• **TASK TO COMPLETE**
Tally how many lines in the data hold the word "scope", and give the result with no other text.

• **App and web page records**
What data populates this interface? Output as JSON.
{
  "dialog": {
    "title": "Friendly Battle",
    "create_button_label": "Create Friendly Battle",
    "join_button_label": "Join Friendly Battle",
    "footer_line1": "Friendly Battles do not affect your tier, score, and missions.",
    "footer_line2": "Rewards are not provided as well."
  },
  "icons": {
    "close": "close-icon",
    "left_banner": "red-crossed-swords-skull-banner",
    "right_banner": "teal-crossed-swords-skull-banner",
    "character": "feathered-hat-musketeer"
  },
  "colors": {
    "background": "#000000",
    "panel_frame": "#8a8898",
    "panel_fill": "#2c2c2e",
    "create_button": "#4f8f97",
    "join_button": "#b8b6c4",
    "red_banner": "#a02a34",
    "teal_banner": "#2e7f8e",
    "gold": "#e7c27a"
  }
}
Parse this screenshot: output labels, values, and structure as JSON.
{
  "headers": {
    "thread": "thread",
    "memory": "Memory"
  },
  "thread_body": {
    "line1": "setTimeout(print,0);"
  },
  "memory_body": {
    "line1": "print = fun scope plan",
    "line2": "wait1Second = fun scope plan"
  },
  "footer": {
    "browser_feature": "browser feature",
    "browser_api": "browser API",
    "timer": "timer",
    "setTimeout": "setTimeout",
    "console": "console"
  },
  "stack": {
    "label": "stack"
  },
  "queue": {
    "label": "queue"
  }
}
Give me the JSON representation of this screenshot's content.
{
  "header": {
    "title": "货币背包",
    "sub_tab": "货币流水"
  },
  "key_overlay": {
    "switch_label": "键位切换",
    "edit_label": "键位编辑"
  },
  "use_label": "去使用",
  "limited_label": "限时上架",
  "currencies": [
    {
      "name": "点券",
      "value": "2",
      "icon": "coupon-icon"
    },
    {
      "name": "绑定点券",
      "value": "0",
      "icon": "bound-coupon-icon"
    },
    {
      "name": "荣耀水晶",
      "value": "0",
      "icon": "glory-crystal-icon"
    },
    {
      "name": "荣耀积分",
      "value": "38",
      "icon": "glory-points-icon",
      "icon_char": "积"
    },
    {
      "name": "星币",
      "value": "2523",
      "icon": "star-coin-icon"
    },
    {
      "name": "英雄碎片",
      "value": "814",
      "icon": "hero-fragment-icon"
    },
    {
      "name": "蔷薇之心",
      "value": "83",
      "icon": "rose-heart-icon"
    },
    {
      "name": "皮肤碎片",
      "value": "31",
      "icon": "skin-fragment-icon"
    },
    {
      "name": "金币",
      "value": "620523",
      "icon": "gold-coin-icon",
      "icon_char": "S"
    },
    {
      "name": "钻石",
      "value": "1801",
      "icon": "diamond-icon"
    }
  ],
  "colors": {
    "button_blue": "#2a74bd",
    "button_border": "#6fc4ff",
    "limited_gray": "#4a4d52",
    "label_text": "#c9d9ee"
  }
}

• **SOLUTION BELOW**
2